FPV 2006 Review
The latest move by Ford Performance Vehicles is a pair of "stealth" performers — Force 6 and Force 8.
With far more subtle styling, badging and body kits, the incognito V8 Force 8 and turbo six Force 6 are, as one pundit described it, a GT and Typhoon with their zips done up.
"I have no doubt that the Force models will find particular favour with corporate executives who want an Australian-built alternative to European luxury marques," FPV boss Sak Ryopponen says. "Many executives want the performance of these cars but feel a little uncomfortable putting the more overt performance models in the staff carpark."
Ryoppenen says he is confident that recent fuel-price fluctuations and contractions in the large-car market will have no long-term effect on luxury performance vehicles provided current fuel-price improvements can be stabilised through Christmas and New Year.
The Force cars headline a range of minor changes to the full model line-up in keeping with the Ford BF MkII mid-life freshen. Joining the GT-P as the flagship of the FPV range, the Force 6 will retail for $71,590 and the Force 8 $71,990.
The full FPV range starts with the F6 Tornado at $54,170 and the F6 Typhoon at $61,810. The V8 GT is $62,210, while the GT-P sits at $70,410.
In the ute line, the Pursuit is $54,170 while the Super Pursuit is priced at $59,200. Under the bonnet of the Force 8 is the quad cam 5.4-litre Boss 290 V8 with 290kW@5500rpm and a rumbling 520Nm of torque peaking at 4500rpm.
Force 6 is driven by the intercooled F6 270 Turbo in-line six, which punches out 270kW of power at 5250rpm and a flat-bed 550Nm of torque from 2000-4250rpm.
Both come with four-piston front and single-piston rear Brembo brakes — an upgrade to the six-piston front and four-piston rear is optional. The 19-inch alloys are shod with Dunlop SP Sport Maxx rubber, standard on the FPV range.
A limited-slip differential, sports-tuned suspension, a subtle body kit, including a lip spoiler on the boot, specific embossed leather interior. performance steering wheel, a prestige audio system, adjustable pedal box and dark wood trim. On the road the Force cars behave exactly as you'd expect.
FPV's widely-praised poise and steering feel is still at the top of the list of ticks.
The weighting of the steering is just right with neither vagueness nor undue heaviness. The ride on the new 19-inch rims and Dunlop rubber over some seriously unsettling surfaces was — if not plush — certainly comfortable enough to be worthy of comment. The damping was outstanding.
And of the two cars, while the Boss offers the rumbling power promise of a traditional bent eight, it is still the brilliant straight six turbo that lights up the range.
Enlarge the garage
The boys at FPV are being more coy than a blushing bride on wedding night, but mention a high-performance Territory and you can see the sparkle.

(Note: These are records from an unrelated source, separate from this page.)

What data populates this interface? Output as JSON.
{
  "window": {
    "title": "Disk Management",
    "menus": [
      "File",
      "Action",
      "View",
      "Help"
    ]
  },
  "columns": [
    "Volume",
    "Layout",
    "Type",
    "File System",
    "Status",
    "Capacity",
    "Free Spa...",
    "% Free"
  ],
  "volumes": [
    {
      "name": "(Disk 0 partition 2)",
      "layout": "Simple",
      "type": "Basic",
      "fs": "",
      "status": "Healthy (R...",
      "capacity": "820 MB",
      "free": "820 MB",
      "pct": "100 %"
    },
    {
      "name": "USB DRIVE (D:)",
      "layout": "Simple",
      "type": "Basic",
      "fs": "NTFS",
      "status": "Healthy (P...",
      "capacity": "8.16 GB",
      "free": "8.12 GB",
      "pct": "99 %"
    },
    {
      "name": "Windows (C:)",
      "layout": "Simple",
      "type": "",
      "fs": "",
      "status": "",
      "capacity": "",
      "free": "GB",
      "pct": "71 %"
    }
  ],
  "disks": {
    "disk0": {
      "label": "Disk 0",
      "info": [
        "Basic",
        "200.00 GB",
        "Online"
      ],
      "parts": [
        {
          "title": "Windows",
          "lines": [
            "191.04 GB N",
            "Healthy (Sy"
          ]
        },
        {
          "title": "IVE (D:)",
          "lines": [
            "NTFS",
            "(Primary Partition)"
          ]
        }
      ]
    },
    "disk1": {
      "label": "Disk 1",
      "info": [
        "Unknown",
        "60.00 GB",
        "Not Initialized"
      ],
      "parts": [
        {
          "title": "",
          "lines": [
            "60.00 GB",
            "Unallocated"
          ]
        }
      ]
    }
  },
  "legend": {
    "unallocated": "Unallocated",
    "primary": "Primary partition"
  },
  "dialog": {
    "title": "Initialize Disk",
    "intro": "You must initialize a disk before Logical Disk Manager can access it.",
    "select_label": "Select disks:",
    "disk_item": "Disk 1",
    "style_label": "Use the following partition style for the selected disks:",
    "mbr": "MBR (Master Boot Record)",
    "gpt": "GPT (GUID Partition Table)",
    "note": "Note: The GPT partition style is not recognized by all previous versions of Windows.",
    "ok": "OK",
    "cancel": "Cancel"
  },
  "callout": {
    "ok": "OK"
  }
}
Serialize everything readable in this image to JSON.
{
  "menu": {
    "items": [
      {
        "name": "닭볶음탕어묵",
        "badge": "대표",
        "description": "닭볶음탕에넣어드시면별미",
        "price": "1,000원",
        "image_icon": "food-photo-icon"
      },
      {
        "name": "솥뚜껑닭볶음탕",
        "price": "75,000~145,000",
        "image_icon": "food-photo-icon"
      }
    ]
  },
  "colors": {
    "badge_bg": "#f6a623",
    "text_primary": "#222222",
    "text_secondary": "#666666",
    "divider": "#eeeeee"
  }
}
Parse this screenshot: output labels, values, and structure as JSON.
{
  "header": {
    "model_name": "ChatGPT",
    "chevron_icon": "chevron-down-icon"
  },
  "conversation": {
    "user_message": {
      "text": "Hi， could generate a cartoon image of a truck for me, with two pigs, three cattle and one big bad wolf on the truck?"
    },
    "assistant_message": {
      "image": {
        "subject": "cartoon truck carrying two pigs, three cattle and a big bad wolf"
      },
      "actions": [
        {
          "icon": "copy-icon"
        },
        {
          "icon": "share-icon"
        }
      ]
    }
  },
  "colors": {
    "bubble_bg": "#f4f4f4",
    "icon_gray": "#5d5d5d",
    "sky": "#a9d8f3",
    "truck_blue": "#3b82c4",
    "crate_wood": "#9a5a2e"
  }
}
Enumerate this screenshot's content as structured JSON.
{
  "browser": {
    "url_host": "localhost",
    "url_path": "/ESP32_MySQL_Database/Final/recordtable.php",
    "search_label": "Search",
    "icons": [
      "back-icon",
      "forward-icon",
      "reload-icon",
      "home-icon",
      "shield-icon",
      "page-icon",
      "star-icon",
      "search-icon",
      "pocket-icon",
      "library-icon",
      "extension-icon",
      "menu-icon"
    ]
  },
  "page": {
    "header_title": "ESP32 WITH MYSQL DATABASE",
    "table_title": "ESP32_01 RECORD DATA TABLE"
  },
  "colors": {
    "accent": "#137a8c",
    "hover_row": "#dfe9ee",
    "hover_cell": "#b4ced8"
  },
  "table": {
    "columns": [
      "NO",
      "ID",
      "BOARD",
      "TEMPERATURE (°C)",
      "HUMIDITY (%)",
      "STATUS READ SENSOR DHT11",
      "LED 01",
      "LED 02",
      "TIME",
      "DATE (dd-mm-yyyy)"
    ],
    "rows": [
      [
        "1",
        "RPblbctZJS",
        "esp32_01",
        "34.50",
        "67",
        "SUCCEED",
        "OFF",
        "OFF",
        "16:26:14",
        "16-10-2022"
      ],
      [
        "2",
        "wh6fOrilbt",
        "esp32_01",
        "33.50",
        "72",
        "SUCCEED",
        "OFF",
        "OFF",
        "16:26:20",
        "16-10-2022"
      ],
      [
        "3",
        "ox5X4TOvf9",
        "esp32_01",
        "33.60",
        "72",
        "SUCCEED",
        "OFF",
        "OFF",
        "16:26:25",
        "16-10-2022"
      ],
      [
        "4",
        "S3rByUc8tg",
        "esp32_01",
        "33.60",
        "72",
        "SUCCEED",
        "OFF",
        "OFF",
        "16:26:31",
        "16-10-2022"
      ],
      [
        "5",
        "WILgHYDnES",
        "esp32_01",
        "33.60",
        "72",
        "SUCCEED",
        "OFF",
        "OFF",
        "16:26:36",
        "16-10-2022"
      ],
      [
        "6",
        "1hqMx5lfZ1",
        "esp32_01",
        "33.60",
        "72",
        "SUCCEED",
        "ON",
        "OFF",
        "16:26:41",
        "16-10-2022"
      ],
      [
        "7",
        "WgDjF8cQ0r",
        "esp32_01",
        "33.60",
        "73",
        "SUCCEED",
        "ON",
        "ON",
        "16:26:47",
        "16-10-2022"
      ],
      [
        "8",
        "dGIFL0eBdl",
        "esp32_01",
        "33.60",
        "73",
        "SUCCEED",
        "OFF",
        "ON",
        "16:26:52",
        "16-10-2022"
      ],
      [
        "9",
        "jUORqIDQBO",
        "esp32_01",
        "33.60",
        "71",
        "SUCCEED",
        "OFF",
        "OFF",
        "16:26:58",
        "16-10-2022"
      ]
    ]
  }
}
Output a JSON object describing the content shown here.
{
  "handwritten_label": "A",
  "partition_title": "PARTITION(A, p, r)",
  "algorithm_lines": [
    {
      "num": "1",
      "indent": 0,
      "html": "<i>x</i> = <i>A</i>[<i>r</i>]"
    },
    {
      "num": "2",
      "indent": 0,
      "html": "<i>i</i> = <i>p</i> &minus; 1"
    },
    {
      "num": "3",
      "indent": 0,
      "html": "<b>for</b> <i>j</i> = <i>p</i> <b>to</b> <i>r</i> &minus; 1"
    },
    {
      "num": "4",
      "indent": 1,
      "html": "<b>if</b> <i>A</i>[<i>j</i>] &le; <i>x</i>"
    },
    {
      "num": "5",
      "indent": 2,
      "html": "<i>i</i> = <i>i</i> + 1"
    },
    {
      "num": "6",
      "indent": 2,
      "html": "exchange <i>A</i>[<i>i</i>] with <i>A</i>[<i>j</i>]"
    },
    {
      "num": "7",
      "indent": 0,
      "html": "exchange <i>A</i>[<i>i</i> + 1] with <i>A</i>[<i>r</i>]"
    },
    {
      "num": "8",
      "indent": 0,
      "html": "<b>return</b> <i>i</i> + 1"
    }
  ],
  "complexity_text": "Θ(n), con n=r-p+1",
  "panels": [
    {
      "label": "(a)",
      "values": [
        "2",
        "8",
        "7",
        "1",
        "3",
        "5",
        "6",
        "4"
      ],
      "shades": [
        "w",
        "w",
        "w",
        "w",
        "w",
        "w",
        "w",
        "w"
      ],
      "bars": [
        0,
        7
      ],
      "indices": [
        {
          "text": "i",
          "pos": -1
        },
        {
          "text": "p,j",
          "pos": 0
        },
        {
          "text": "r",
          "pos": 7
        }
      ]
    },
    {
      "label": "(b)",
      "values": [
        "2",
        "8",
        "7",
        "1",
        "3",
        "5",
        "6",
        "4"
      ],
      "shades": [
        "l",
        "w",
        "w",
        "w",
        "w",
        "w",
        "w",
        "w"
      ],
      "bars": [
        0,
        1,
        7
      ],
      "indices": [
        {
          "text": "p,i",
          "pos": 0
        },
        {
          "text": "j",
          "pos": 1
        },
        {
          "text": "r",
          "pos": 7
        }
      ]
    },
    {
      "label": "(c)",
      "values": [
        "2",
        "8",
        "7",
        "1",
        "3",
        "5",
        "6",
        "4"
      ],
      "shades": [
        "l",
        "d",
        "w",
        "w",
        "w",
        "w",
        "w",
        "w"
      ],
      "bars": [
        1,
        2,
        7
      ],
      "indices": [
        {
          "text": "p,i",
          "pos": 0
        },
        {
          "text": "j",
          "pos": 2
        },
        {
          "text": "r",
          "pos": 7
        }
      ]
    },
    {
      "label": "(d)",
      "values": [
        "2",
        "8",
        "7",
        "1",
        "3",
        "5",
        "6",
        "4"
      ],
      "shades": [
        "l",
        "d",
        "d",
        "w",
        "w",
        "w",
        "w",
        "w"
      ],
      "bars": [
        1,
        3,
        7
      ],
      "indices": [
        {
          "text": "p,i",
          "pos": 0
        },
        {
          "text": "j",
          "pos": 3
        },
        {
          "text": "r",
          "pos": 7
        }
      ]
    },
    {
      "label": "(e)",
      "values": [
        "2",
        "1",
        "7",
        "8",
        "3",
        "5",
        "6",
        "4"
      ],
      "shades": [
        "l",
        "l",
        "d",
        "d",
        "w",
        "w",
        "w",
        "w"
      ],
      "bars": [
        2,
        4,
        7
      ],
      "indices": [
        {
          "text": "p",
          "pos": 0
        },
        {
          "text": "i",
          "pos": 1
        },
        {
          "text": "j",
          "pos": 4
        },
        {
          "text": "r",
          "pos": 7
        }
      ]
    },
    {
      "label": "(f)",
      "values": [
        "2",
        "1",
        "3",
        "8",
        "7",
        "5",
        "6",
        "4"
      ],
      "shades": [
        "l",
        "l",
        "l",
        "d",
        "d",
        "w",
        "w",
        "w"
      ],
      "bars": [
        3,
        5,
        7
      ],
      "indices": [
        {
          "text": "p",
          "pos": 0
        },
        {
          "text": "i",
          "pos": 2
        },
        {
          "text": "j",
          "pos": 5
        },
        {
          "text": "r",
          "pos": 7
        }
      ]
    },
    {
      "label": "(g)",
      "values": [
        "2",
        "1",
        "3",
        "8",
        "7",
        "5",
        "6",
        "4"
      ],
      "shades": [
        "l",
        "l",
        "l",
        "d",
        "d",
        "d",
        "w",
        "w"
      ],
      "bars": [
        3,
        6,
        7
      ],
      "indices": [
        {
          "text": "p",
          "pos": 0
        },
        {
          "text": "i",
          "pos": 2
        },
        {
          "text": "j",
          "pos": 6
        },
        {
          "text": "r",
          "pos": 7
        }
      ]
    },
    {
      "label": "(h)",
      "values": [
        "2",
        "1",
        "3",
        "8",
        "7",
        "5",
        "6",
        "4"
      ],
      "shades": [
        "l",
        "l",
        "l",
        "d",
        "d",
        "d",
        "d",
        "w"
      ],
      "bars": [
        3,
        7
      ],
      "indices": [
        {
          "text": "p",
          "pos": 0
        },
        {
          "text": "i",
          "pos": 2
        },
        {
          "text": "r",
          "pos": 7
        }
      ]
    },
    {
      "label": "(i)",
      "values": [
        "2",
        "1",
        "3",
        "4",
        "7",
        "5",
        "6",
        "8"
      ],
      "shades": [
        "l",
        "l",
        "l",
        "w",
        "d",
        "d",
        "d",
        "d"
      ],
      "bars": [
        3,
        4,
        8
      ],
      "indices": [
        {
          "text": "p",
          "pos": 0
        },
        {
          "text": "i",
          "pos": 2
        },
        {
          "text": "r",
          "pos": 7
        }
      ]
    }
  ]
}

"There is no program approval for a Territory," FPV boss Sak Ryopponen says with a straight face — a demeanour that dissolves into a wide grin when the question of whether program approval is in the process of being sought. "Every project is on the table and new ideas being canvassed all the time.
"We would certainly like to do something with the Territory but whether it would be commercially viable is the question.
"What I would say is that we have satisfied ourselves that we can do it."
Having launched the performance badge in 2002 — stepping into the shoes of Tickford Engineering — with just three models, the GT, GT-P and Pursuit Ute, FPV has been on a rapid growth program.
In October 2004 the F6 Typhoon launched amid clutch reliability issues, followed in April 2005 by the F6 Tornado. In July of the same year the ute family grew to include the Super Pursuit and with the launch of the Force 6 and Force 8, the model range has trebled in four years.
"If I had to nominate a number that would be a good model garage I suppose 10 comes to mind," Ryopponen says.
Just enough room for a Territory.
Lowest price, based on third party pricing data